TRY IT: Provide an exact copy of the data, excluding the images.

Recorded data
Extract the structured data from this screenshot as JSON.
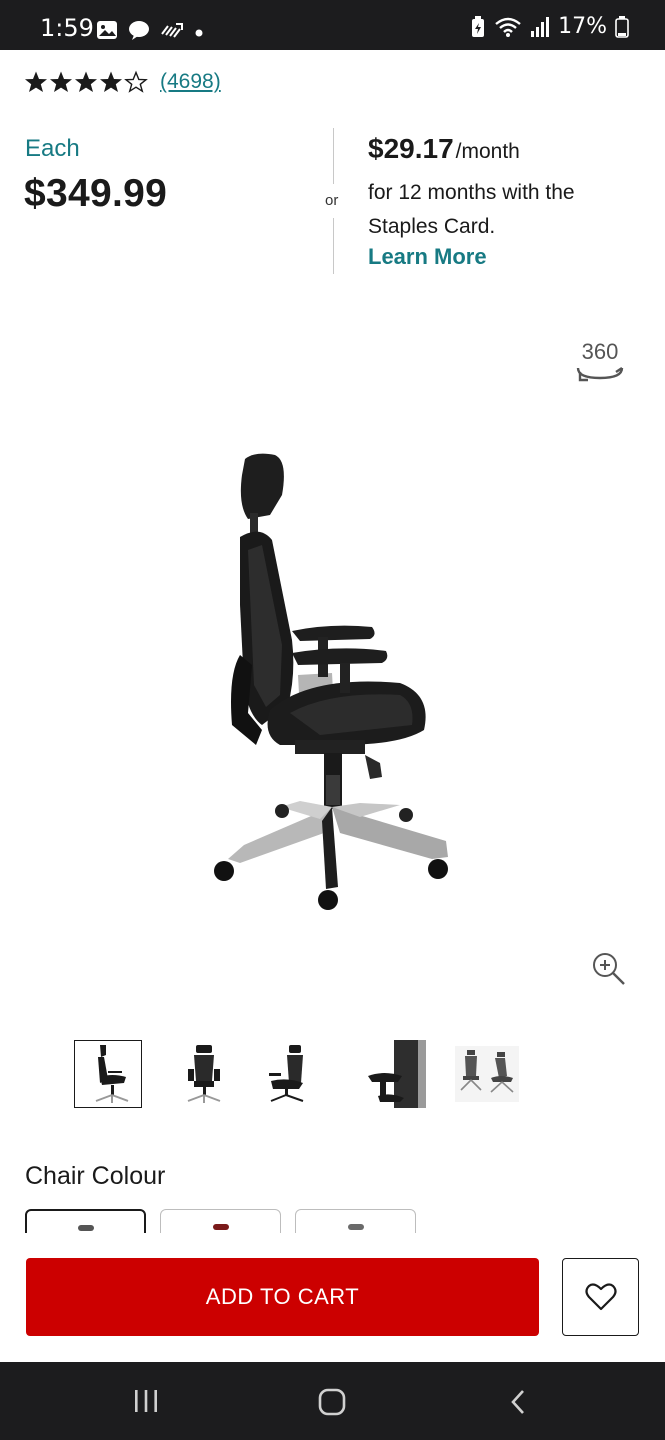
{
  "status_bar": {
    "time": "1:59",
    "battery": "17%",
    "left_icons": [
      "image-icon",
      "chat-bubble-icon",
      "missed-call-icon",
      "dot-icon"
    ],
    "right_icons": [
      "battery-saver-icon",
      "wifi-icon",
      "signal-icon",
      "battery-icon"
    ]
  },
  "rating": {
    "stars": 4,
    "max_stars": 5,
    "review_count": "(4698)"
  },
  "price": {
    "each_label": "Each",
    "amount": "$349.99",
    "or_label": "or",
    "monthly_amount": "$29.17",
    "monthly_unit": "/month",
    "finance_text": "for 12 months with the Staples Card.",
    "learn_more": "Learn More"
  },
  "media": {
    "view_360_label": "360",
    "thumbnails_count": 5,
    "selected_thumbnail": 0
  },
  "colour": {
    "label": "Chair Colour",
    "options": [
      {
        "color": "#555555",
        "selected": true
      },
      {
        "color": "#7a1a1a",
        "selected": false
      },
      {
        "color": "#6a6a6a",
        "selected": false
      }
    ]
  },
  "actions": {
    "add_to_cart": "ADD TO CART"
  },
  "colors": {
    "accent_teal": "#177a83",
    "cart_red": "#cc0000",
    "system_bar": "#1c1c1e"
  }
}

ANSWER TO THE EXERCISE:
Extract the structured data from this screenshot as JSON.
{
  "status_bar": {
    "time": "1:59",
    "battery": "17%",
    "left_icons": [
      "image-icon",
      "chat-bubble-icon",
      "missed-call-icon",
      "dot-icon"
    ],
    "right_icons": [
      "battery-saver-icon",
      "wifi-icon",
      "signal-icon",
      "battery-icon"
    ]
  },
  "rating": {
    "stars": 4,
    "max_stars": 5,
    "review_count": "(4698)"
  },
  "price": {
    "each_label": "Each",
    "amount": "$349.99",
    "or_label": "or",
    "monthly_amount": "$29.17",
    "monthly_unit": "/month",
    "finance_text": "for 12 months with the Staples Card.",
    "learn_more": "Learn More"
  },
  "media": {
    "view_360_label": "360",
    "thumbnails_count": 5,
    "selected_thumbnail": 0
  },
  "colour": {
    "label": "Chair Colour",
    "options": [
      {
        "color": "#555555",
        "selected": true
      },
      {
        "color": "#7a1a1a",
        "selected": false
      },
      {
        "color": "#6a6a6a",
        "selected": false
      }
    ]
  },
  "actions": {
    "add_to_cart": "ADD TO CART"
  },
  "colors": {
    "accent_teal": "#177a83",
    "cart_red": "#cc0000",
    "system_bar": "#1c1c1e"
  }
}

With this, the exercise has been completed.